Tribeca Film Festival was a twelve day extravaganza of 103 features, talks with filmmakers, and gala events. I made the pilgrimage this year to catch a few independent film premieres, take in the latest VR experiences, and eat enough slices at Joe’s Pizza to make John Candy blush.
Here are a few of my favorite selections:
Tsai Chin (CASINO ROYALE, THE JOY LUCK CLUB) stars as Grandma Wong, a chain smoking no-nonsense grandmother due for a break. When Grandma is wooed by a fortune teller that promises imminent good luck, she heads off on the Golden Panda Express bus with all of the money in her bank account to a casino seeking riches and shortly finds herself enmeshed with local crime syndicates. Shot gorgeously on Panavision in New York’s Chinatown, LUCKY GRANDMA is a dark and riveting story that combines tension of the increasing danger in which Grandma Wong is surrounded with plenty of comedy that will keep audiences laughing at her honey badger-like nature.
Lalo (Eduardo Banda), a 14-year old boy in Irapauto, Mexico, finds himself in an extremely familiar situation of pining for Ana, a girl just out of his reach. Lalo makes a failing attempt to ask her out and is ridiculed for his poverty by classmates and told that he must give her gifts if he wants to win Ana’s heart. With that goal in mind, Lalo becomes a huachicolero, part of the underground gasoline gangs that siphon gas from refineries and resell them to local businesses at a cut rate. Our protagonist finds himself quickly in way over his head with the cartels while his boyish innocence evaporates. I spoke with director Edgar Nito on his feature film debut which is a riveting look at a bleak world utterly foreign to most outside of Mexico.
Set in Motherwell, Scotland, SCHEME BIRDS is a disheartening documentary of Scottish teens raising themselves in poor neighborhoods. Gemma is introduced along with her rag tag group of friends who quickly proclaim that in their scheme (neighborhood) everyone either gets “locked up or knocked up.” What follows is a dizzying look that would be like if the baby from TRAINSPOTTING had grown into a rebellious teen. SCHEME BIRDS is a captivating, frighteningly real look at impoverished Scottish youth.

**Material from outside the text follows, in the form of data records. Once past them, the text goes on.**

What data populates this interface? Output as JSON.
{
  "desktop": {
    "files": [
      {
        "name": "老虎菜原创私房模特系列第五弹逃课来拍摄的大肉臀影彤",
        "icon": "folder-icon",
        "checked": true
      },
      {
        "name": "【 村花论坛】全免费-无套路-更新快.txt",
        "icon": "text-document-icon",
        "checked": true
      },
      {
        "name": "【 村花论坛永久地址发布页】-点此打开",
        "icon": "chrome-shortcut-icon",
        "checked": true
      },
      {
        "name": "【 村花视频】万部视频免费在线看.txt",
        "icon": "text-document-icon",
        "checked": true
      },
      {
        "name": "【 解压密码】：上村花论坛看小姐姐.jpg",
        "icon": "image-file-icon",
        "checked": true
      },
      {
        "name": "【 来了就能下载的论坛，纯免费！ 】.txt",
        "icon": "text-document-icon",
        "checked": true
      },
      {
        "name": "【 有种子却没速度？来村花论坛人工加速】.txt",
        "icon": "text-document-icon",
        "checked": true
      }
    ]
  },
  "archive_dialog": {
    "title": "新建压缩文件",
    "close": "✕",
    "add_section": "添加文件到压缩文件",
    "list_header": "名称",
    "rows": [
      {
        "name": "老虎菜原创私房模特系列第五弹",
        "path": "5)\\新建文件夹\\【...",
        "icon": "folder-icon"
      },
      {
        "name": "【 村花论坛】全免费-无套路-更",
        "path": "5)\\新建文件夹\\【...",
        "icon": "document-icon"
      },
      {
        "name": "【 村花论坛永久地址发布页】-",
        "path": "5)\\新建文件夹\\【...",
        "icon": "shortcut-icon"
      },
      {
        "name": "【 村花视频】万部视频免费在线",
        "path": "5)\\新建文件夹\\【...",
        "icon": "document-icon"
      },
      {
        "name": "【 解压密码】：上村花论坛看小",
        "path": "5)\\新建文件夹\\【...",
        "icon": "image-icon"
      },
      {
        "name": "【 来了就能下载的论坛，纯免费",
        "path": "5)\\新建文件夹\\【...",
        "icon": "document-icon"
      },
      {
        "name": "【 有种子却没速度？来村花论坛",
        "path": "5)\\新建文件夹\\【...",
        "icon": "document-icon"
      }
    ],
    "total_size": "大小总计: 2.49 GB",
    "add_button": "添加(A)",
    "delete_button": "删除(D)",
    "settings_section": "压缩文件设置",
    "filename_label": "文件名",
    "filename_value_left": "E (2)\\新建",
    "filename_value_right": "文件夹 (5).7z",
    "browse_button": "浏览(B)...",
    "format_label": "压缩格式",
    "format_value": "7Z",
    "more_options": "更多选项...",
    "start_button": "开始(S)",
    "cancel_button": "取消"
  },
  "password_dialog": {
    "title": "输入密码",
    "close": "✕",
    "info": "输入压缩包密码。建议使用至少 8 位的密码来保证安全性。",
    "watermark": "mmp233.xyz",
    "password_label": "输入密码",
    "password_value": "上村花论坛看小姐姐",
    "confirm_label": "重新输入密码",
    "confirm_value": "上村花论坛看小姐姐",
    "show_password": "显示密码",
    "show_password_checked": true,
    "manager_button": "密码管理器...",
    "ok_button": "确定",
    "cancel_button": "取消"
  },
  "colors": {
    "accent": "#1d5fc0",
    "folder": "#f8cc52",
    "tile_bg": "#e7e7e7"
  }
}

BLISS tells the tale of Dezzie (Dora Madison), a young artist struggling to get by in Los Angeles as she has just been dropped by her manager and is facing ever-increasing pressure from her unpaid landlord. At risk of eviction, Dezzie has failed to deliver her artwork by deadline, and is eager to take her pain away while her world seems to be collapsing as fast as her lips drop f-bombs. Dezzie quickly calls the only person she can rely on, her drug dealer, and finds herself taking Bliss which leads to her going on a mind-bending, drug-induced vampiric frenzy. BLISS was a pulse pounding metalhead carnival ride of a film that our dear assistant editor Mike Vanderbilt will be reviewing at Overlook Film Fest later this month.
Thanks to DAILY GRINDHOUSE and all the lovely staff at Tribeca Film Festival for making this my favorite festival so far of 2019 where I felt like royalty. To quote Robert De Niro, Tribeca Film Festival founder, in THE KING OF COMEDY: “Better to be king for a night than schmuck for a lifetime.”